But this is different.
I’m not only defending what the Bible says; I’m defending the idea that the Bible actually says anything at all.
The skeptics aren’t denying that there are words on the page, of course. But they are denying that there is a proper interpretation of those words. They are [apparently] under the impression that the Bible isn’t actually saying anything objective at all, and that all (or most) interpretations are somehow equally valid.
As a side note, I am amused by this. These same skeptics are the ones who point to passages in the Old Testament in an attempt to say that God is behaving immorally. But their arguments rely upon the fact that there is an objectively correct interpretation of scripture.
Consistency, guys. Either the Bible does have an objective meaning, or it doesn’t. You can’t have both.
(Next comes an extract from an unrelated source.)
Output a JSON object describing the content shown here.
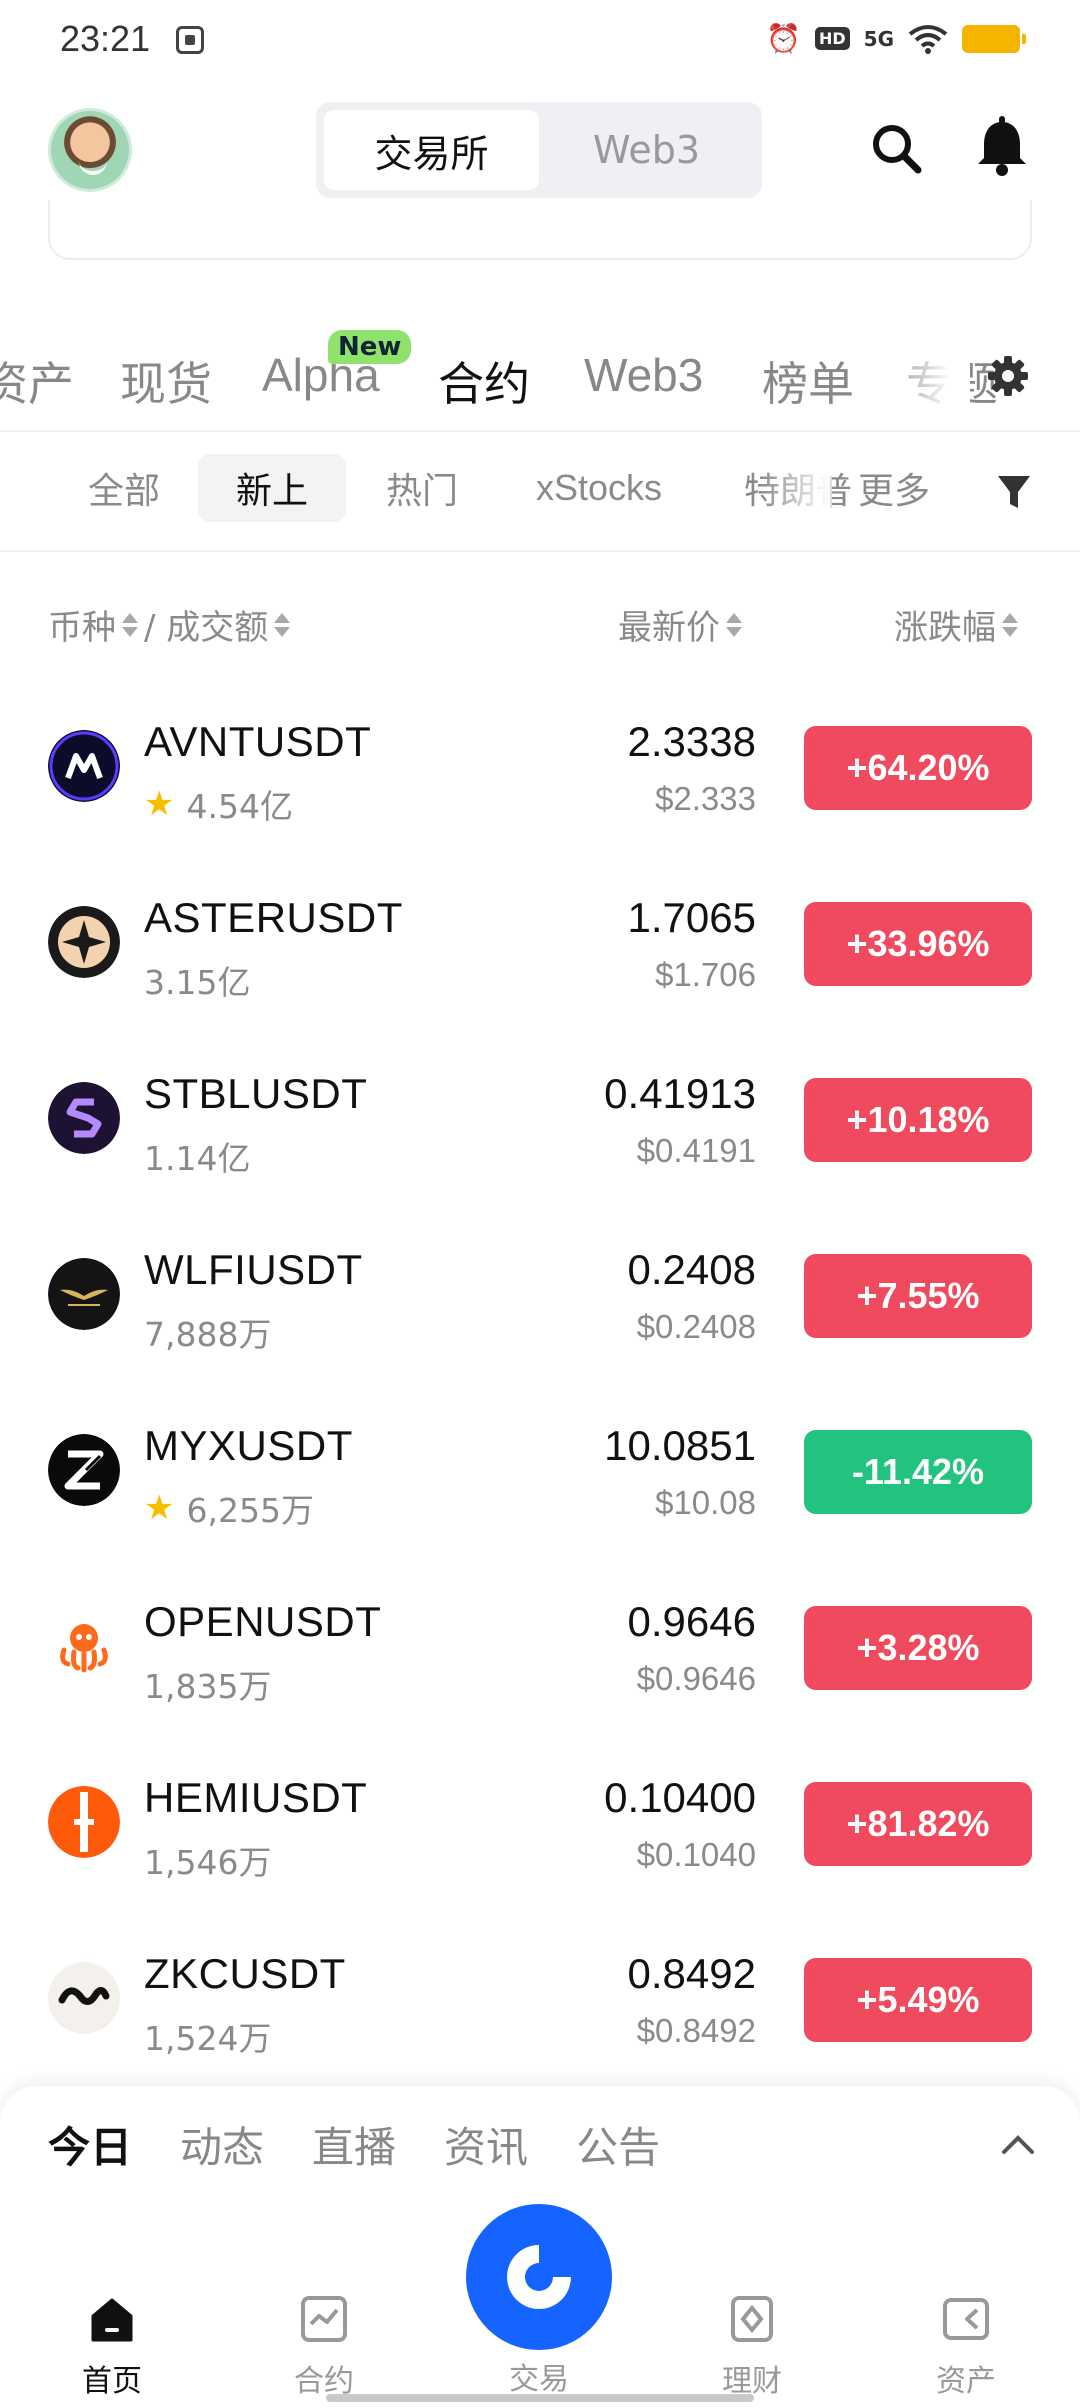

If the Bible is saying something objectively testable, our goal (and the goal of proper hermeneutics) is to understand what the Bible is actually saying. The Bible claims to be making statements about [historical, spiritual, theological, etc] reality, and can therefore be tested.